He mopped the floor before calling the family.   I had to shake my head and said ├Żou are never cooking that again in my kitchen'.   It took another two hot mops to totally eradicate the slippery vegetable oil.

We did however, laugh and laugh together, it was quite an amusing moment and a very funny evening.
We have all had a disaster in the kitchen and these epic moments become fond memories.




Needless to say that on Monday evening I opted for a safe, clean, easy dinner.
I spotted this pack of two huge turkey drumsticks and thought they would be great in a soup, slow cooked.
Note that if you don't have a slow cooker they would be also well cooked on low on your stovetop.


Slow Cooked Turkey and Bean Soup

2 turkey drumsticks
4 tablespoons olive oil
2 onions, finely chopped
3 cloves garlic, finely chopped
2 carrots, chopped
1 celery stick, finely chopped
2 bay leaves
1 cup dried canellini beans, rinsed
1/2 cup soup mix (dried lentils, beans and barley)
1.4 litres chicken stock (home made is best)
salt and pepper
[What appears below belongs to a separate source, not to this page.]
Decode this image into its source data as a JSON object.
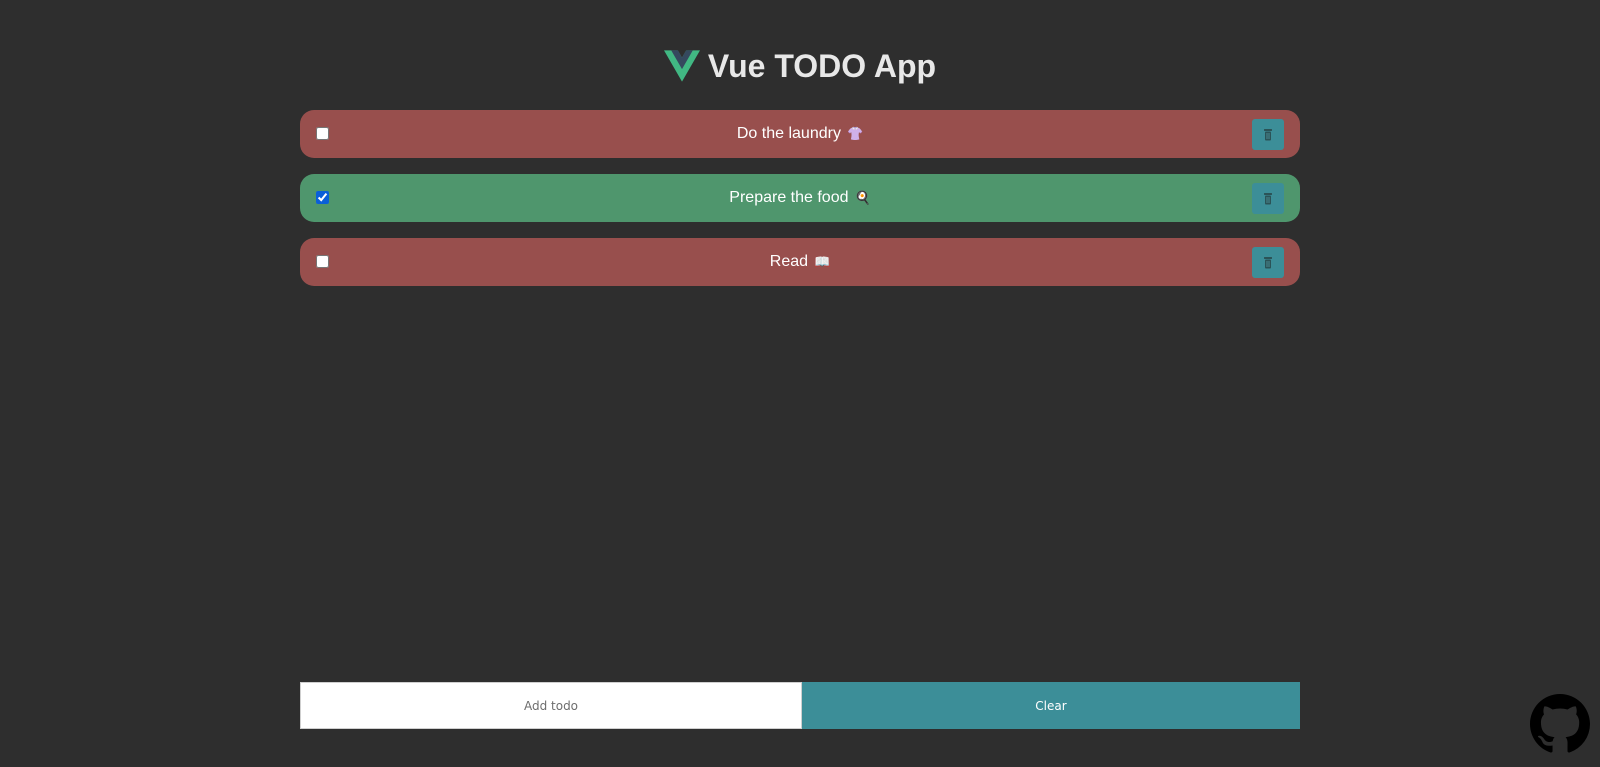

Heat the oil in a large frying pan, rinse and pat dry the turkey drumsticks, season with salt and pepper then brown them all over.
Place into your slow cooker.  Fry the onion a few minutes, then add the garlic, carrots and celery. Cook for 3 - 5 minutes until slightly soft and they have absorbed any oil.
Put these on top of the turkey drumsticks with the bay leaves.
Heat up your chicken stock, mine was frozen so I placed the whole block in the pan to heat up.
Meanwhile add the canellini beans and soup mix to the pot and pour the stock over it all.

Cook on low for 7 - 8 hours or on high for 6 hours.
Remove the drumsticks carefully and shred the meat, discarding the bones and skin.
Return meat to soup and heat through.
Check seasoning and serve with a loaf of crusty bread.
Serves 8 people.


Buon appetito, Merryn.